Start of INPUT FOR THIS TASK
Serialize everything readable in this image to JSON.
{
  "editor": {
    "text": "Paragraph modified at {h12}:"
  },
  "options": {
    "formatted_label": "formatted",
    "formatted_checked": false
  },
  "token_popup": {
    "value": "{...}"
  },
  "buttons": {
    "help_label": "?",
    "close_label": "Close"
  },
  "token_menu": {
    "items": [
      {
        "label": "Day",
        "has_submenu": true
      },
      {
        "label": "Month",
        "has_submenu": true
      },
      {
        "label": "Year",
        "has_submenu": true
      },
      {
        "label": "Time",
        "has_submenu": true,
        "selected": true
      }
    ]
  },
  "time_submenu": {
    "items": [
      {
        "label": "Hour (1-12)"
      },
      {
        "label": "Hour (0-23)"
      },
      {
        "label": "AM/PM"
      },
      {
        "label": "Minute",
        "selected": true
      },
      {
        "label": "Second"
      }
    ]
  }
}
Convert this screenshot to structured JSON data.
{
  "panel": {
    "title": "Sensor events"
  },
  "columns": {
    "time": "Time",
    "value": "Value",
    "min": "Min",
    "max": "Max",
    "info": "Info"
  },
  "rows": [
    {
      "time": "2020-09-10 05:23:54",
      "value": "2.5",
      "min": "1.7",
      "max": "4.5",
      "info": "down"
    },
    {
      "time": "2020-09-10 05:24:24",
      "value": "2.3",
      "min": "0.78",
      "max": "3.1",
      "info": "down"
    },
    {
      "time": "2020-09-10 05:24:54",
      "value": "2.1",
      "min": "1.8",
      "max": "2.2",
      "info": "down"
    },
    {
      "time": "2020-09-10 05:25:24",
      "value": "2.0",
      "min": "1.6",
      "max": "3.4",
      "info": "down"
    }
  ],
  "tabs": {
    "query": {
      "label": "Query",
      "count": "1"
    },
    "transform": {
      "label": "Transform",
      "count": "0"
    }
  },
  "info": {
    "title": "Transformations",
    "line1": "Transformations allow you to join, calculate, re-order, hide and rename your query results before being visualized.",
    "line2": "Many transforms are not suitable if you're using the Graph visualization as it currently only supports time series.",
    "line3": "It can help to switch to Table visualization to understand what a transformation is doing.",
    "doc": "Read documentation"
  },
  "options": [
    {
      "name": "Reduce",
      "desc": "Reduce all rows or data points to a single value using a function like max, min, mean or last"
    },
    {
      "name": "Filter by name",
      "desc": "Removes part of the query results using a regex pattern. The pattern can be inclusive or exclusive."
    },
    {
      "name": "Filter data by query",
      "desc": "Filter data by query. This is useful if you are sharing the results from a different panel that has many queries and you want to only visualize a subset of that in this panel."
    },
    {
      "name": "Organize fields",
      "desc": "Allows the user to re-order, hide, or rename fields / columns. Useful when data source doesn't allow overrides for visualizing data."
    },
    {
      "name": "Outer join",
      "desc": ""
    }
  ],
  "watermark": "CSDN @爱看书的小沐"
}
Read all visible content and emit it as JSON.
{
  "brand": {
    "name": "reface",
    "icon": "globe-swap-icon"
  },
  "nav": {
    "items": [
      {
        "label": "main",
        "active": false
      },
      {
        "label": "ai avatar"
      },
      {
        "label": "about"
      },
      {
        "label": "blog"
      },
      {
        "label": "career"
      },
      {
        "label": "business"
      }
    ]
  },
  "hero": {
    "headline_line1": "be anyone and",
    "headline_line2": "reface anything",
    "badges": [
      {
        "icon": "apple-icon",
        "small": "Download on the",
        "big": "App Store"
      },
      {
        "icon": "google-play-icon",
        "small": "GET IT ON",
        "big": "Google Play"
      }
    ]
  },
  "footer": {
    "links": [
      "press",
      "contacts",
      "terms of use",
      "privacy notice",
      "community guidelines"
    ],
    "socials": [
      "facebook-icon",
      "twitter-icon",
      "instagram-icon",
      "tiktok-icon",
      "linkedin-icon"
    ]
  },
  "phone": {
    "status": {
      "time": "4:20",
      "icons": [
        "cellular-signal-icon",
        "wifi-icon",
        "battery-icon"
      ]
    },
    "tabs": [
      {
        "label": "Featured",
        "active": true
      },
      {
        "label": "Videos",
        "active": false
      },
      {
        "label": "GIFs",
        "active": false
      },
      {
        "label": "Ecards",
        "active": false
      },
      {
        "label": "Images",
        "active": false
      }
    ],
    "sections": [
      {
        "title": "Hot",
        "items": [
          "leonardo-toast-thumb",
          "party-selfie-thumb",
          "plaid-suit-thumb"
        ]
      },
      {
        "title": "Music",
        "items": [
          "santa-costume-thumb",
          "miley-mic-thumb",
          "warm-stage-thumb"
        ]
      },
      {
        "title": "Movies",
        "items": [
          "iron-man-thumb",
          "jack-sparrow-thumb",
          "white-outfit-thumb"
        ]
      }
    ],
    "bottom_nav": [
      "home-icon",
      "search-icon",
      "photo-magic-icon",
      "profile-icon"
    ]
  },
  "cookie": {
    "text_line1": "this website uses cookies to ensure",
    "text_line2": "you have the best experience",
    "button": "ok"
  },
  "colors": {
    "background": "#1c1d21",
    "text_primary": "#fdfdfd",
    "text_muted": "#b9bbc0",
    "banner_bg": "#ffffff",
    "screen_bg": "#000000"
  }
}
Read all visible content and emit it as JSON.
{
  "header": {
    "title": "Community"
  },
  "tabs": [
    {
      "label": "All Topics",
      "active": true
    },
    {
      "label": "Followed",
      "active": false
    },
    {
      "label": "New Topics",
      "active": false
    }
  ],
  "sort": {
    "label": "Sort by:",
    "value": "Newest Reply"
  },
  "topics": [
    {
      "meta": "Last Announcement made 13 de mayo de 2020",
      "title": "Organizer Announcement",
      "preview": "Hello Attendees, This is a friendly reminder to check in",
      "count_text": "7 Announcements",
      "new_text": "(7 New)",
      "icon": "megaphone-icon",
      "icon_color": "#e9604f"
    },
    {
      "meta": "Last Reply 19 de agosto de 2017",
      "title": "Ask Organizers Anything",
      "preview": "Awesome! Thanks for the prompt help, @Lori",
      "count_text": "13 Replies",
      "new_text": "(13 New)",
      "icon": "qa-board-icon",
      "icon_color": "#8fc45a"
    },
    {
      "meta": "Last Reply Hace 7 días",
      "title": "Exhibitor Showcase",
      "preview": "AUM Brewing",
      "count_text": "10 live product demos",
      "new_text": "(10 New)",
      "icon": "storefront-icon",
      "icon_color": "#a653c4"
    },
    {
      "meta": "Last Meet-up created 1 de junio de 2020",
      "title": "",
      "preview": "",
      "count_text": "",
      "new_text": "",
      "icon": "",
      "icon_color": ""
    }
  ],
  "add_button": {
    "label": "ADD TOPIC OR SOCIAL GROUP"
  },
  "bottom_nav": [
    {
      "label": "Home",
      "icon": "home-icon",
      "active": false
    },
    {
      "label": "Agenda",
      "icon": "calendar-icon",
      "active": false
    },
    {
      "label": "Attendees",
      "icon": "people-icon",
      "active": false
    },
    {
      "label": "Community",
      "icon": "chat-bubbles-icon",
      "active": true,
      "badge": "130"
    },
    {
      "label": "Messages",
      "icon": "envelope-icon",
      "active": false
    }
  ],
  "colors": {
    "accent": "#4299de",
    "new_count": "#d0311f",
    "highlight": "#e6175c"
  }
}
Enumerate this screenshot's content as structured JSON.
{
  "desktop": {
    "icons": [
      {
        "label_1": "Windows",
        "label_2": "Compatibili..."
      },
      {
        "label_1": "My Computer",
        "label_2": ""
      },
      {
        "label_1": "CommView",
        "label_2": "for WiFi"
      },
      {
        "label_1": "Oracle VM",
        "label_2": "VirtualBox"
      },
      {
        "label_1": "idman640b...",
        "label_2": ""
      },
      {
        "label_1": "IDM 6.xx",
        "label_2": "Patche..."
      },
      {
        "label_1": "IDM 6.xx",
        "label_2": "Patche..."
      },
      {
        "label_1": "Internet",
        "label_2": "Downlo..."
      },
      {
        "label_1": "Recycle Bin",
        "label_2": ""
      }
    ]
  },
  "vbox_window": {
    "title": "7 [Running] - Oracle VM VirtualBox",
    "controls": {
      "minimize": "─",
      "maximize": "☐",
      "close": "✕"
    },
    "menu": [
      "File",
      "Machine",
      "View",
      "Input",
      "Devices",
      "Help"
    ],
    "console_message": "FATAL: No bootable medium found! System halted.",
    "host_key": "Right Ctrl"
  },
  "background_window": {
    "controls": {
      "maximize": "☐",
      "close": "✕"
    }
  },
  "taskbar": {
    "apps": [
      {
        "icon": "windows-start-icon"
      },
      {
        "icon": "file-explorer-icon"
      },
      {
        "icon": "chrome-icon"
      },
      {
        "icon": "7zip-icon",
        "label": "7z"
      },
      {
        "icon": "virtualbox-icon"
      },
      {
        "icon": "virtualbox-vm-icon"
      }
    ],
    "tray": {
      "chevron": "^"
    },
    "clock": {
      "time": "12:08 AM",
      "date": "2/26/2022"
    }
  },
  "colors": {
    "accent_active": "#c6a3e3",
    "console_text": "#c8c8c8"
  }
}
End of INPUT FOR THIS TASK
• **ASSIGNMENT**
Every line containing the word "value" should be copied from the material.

• **RESULT OF THIS TASK**
    "value": "{...}"
    "value": "Value",
      "value": "2.5",
      "value": "2.3",
      "value": "2.1",
      "value": "2.0",
      "desc": "Reduce all rows or data points to a single value using a function like max, min, mean or last"
    "value": "Newest Reply"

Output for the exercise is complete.